• [WHAT THE TASK REQUIRES] The entries are to be printed again word for word, but no picture may appear.

• [DATASET RECORDS]
########

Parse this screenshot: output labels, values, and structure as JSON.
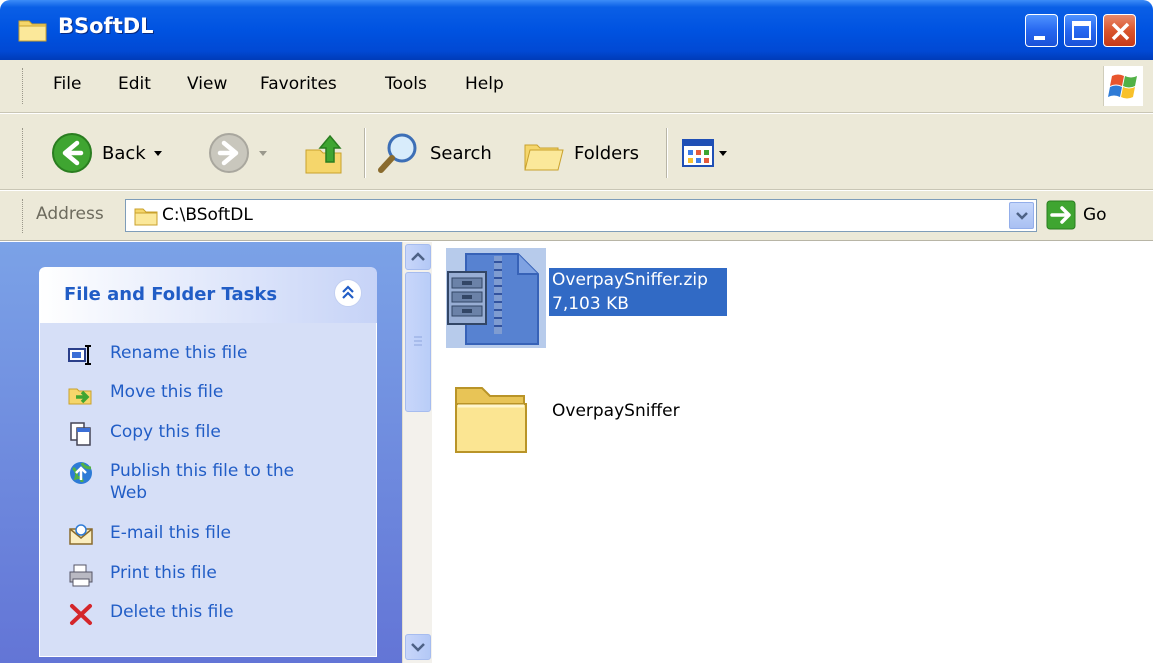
{
  "window": {
    "title": "BSoftDL"
  },
  "menu": [
    "File",
    "Edit",
    "View",
    "Favorites",
    "Tools",
    "Help"
  ],
  "toolbar": {
    "back": "Back",
    "search": "Search",
    "folders": "Folders"
  },
  "address": {
    "label": "Address",
    "value": "C:\\BSoftDL",
    "go": "Go"
  },
  "tasks": {
    "title": "File and Folder Tasks",
    "items": [
      {
        "label": "Rename this file",
        "icon": "rename-icon"
      },
      {
        "label": "Move this file",
        "icon": "move-icon"
      },
      {
        "label": "Copy this file",
        "icon": "copy-icon"
      },
      {
        "label": "Publish this file to the Web",
        "icon": "publish-icon"
      },
      {
        "label": "E-mail this file",
        "icon": "email-icon"
      },
      {
        "label": "Print this file",
        "icon": "print-icon"
      },
      {
        "label": "Delete this file",
        "icon": "delete-icon"
      }
    ]
  },
  "files": [
    {
      "name": "OverpaySniffer.zip",
      "size": "7,103 KB",
      "selected": true,
      "icon": "zip-archive-icon"
    },
    {
      "name": "OverpaySniffer",
      "selected": false,
      "icon": "folder-icon"
    }
  ],
  "colors": {
    "titlebar": "#0053e1",
    "selection": "#316ac5",
    "taskLink": "#215dc6"
  }
}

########

• [RESPONSE TO THE EXERCISE]
Parse this screenshot: output labels, values, and structure as JSON.
{
  "window": {
    "title": "BSoftDL"
  },
  "menu": [
    "File",
    "Edit",
    "View",
    "Favorites",
    "Tools",
    "Help"
  ],
  "toolbar": {
    "back": "Back",
    "search": "Search",
    "folders": "Folders"
  },
  "address": {
    "label": "Address",
    "value": "C:\\BSoftDL",
    "go": "Go"
  },
  "tasks": {
    "title": "File and Folder Tasks",
    "items": [
      {
        "label": "Rename this file",
        "icon": "rename-icon"
      },
      {
        "label": "Move this file",
        "icon": "move-icon"
      },
      {
        "label": "Copy this file",
        "icon": "copy-icon"
      },
      {
        "label": "Publish this file to the Web",
        "icon": "publish-icon"
      },
      {
        "label": "E-mail this file",
        "icon": "email-icon"
      },
      {
        "label": "Print this file",
        "icon": "print-icon"
      },
      {
        "label": "Delete this file",
        "icon": "delete-icon"
      }
    ]
  },
  "files": [
    {
      "name": "OverpaySniffer.zip",
      "size": "7,103 KB",
      "selected": true,
      "icon": "zip-archive-icon"
    },
    {
      "name": "OverpaySniffer",
      "selected": false,
      "icon": "folder-icon"
    }
  ],
  "colors": {
    "titlebar": "#0053e1",
    "selection": "#316ac5",
    "taskLink": "#215dc6"
  }
}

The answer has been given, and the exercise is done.